Attorney Paul Twomey, speaking for himself, said the hearing can be viewed at 10 a.m. Friday via the YouTube link below: https://www.youtube.com/channel/UCiq_Kg0zEPrjMFK_s-KP5_g/
“Refusing remote access in midst of a pandemic with cases skyrocketing shows an appalling lack of concern for the lives and health of their fellow representatives of both parties,” Twomey said.
But there may be other concerns.
State Sen. Thomas Sherman, D-Rye, a physician, noted two of his study committees could not be held for lack of quorum recently.
Sherman said without remote access, and the growth of the Delta variant of COVID-19 “we can’t get the work of the people done. We have the technology and we should be able to continue the work of the people.”
House Speaker Sherman Packard, who was elected by the Republicans upon the death of Speaker Dick Hinch, (who died of COVID-19 following the first in-person session of the new legislature in January) wrote in the Aug. 20 House Calendar, that the House needed to resume following rules requiring in-person meetings now that there is no longer a state of emergency.
While the House and Senate allowed for remote meetings to go forward during the height of the pandemic, when the governor had a State of Emergency in place, things changed on June 11 when he declined to reissue the emergency decree.
Packard said that meant the old rules related to in-person only and quorum requirements are back.
A copy of his remarks is below.
Gov. Chris Sununu has also refused to allow the continuance of remote access to Executive Council meetings since the emergency decree is ended. Sununu claims it sends a message to others to not be vaccinated.
Sen. Sherman said he does not buy it.
“You have to wonder why we would ever act to limit access, transparency. We have this remarkable tool to expand that capacity,” Sherman said.
He said he has a bit of an issue with remote access only as it relates to providing testimony.
“I think we need to start with rules,” he said, noting that out-of-state testimony in the past has limited time for in-state testimony.
“Anyone from anywhere can come and testify on a New Hampshire bill,” Sherman said. At a hearing this past year on a bill, he noted a doctor who had lost his license in Maryland came to testify against vaccines in New Hampshire and when it came time for doctors in New Hampshire to testify, time was more limited.
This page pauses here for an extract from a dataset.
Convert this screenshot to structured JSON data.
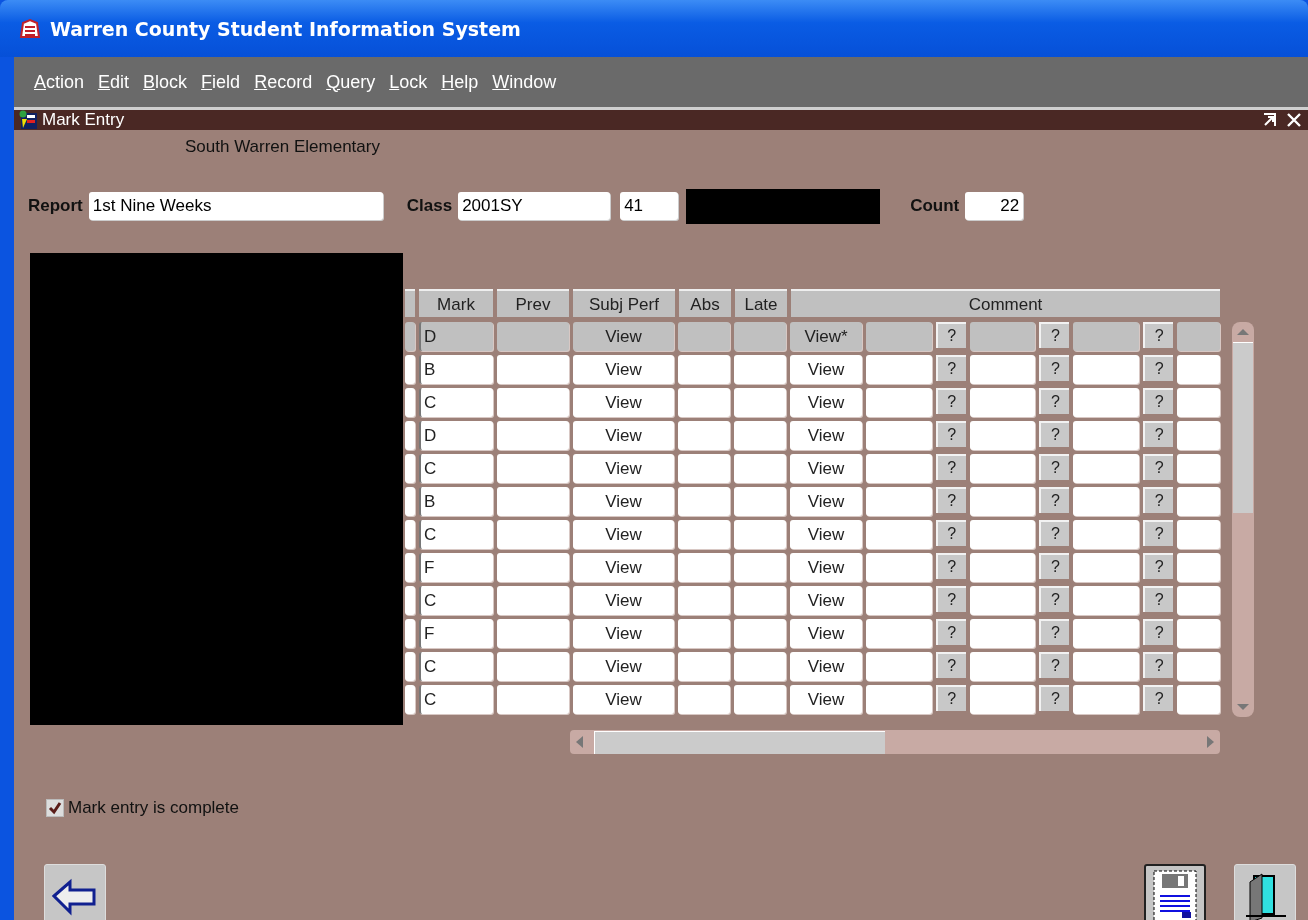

“It does make me concerned only on the testimony side. But being able to tune in and listen to what’s happening, I think we should embrace that as access and I can’t think of a single reason why we would not have them available remotely. There is just no downside. Unless they are afraid of something. That may be the public will catch on to what they are doing. I don’t know. I see no other reason not to do it,” Sherman said.